=== Dataset rows describing interfaces ===
◆ ◆ ◆ ◆

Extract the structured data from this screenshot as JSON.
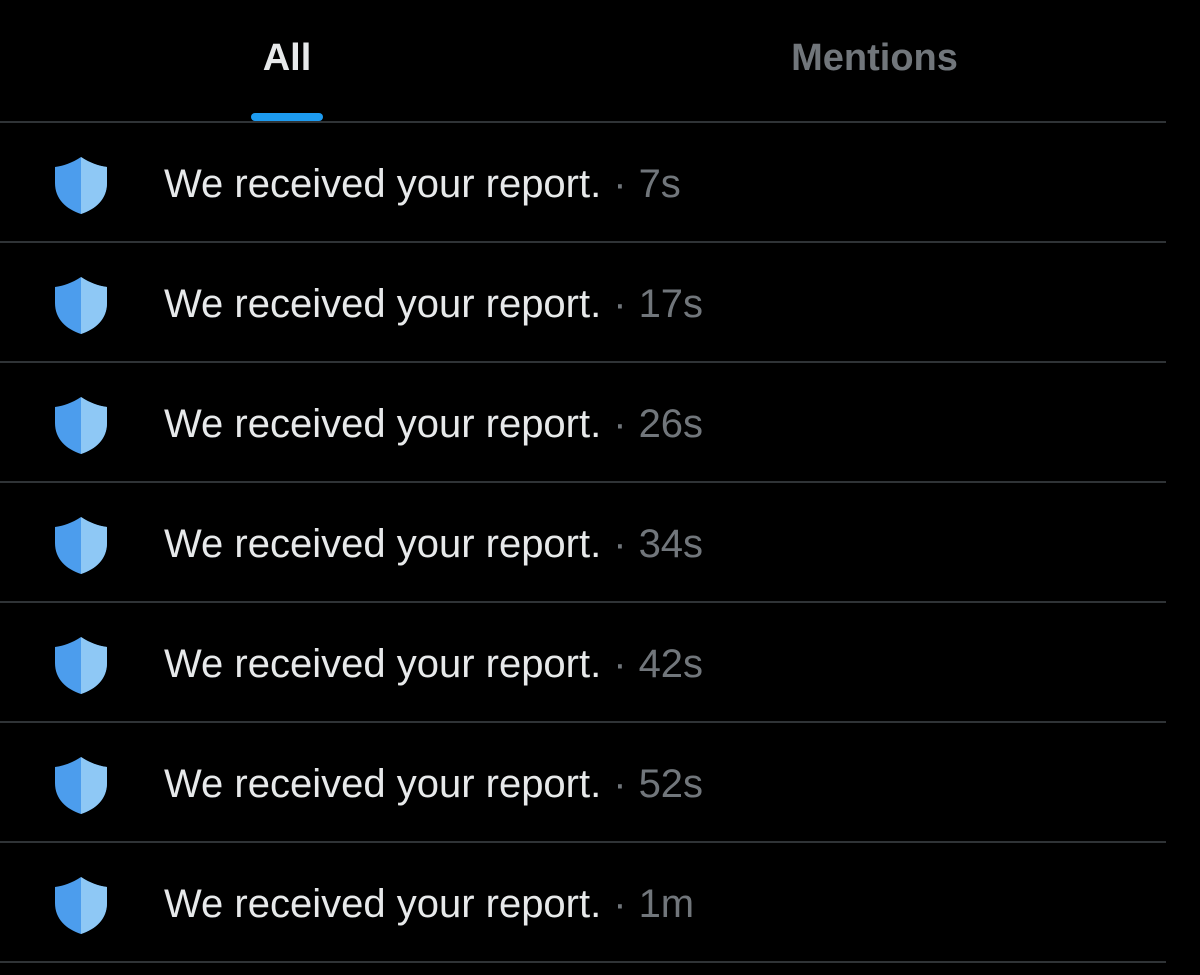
{
  "colors": {
    "background": "#000000",
    "accent": "#1d9bf0",
    "shield_dark": "#4c9ded",
    "shield_light": "#8ec8f5",
    "text_primary": "#e7e9ea",
    "text_secondary": "#71767b",
    "divider": "#2f3336"
  },
  "tabs": [
    {
      "label": "All",
      "active": true
    },
    {
      "label": "Mentions",
      "active": false
    }
  ],
  "notifications": [
    {
      "icon": "shield-icon",
      "message": "We received your report.",
      "separator": "·",
      "time": "7s"
    },
    {
      "icon": "shield-icon",
      "message": "We received your report.",
      "separator": "·",
      "time": "17s"
    },
    {
      "icon": "shield-icon",
      "message": "We received your report.",
      "separator": "·",
      "time": "26s"
    },
    {
      "icon": "shield-icon",
      "message": "We received your report.",
      "separator": "·",
      "time": "34s"
    },
    {
      "icon": "shield-icon",
      "message": "We received your report.",
      "separator": "·",
      "time": "42s"
    },
    {
      "icon": "shield-icon",
      "message": "We received your report.",
      "separator": "·",
      "time": "52s"
    },
    {
      "icon": "shield-icon",
      "message": "We received your report.",
      "separator": "·",
      "time": "1m"
    }
  ]
}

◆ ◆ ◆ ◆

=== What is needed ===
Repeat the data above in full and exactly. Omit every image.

=== Solution ===
Extract the structured data from this screenshot as JSON.
{
  "colors": {
    "background": "#000000",
    "accent": "#1d9bf0",
    "shield_dark": "#4c9ded",
    "shield_light": "#8ec8f5",
    "text_primary": "#e7e9ea",
    "text_secondary": "#71767b",
    "divider": "#2f3336"
  },
  "tabs": [
    {
      "label": "All",
      "active": true
    },
    {
      "label": "Mentions",
      "active": false
    }
  ],
  "notifications": [
    {
      "icon": "shield-icon",
      "message": "We received your report.",
      "separator": "·",
      "time": "7s"
    },
    {
      "icon": "shield-icon",
      "message": "We received your report.",
      "separator": "·",
      "time": "17s"
    },
    {
      "icon": "shield-icon",
      "message": "We received your report.",
      "separator": "·",
      "time": "26s"
    },
    {
      "icon": "shield-icon",
      "message": "We received your report.",
      "separator": "·",
      "time": "34s"
    },
    {
      "icon": "shield-icon",
      "message": "We received your report.",
      "separator": "·",
      "time": "42s"
    },
    {
      "icon": "shield-icon",
      "message": "We received your report.",
      "separator": "·",
      "time": "52s"
    },
    {
      "icon": "shield-icon",
      "message": "We received your report.",
      "separator": "·",
      "time": "1m"
    }
  ]
}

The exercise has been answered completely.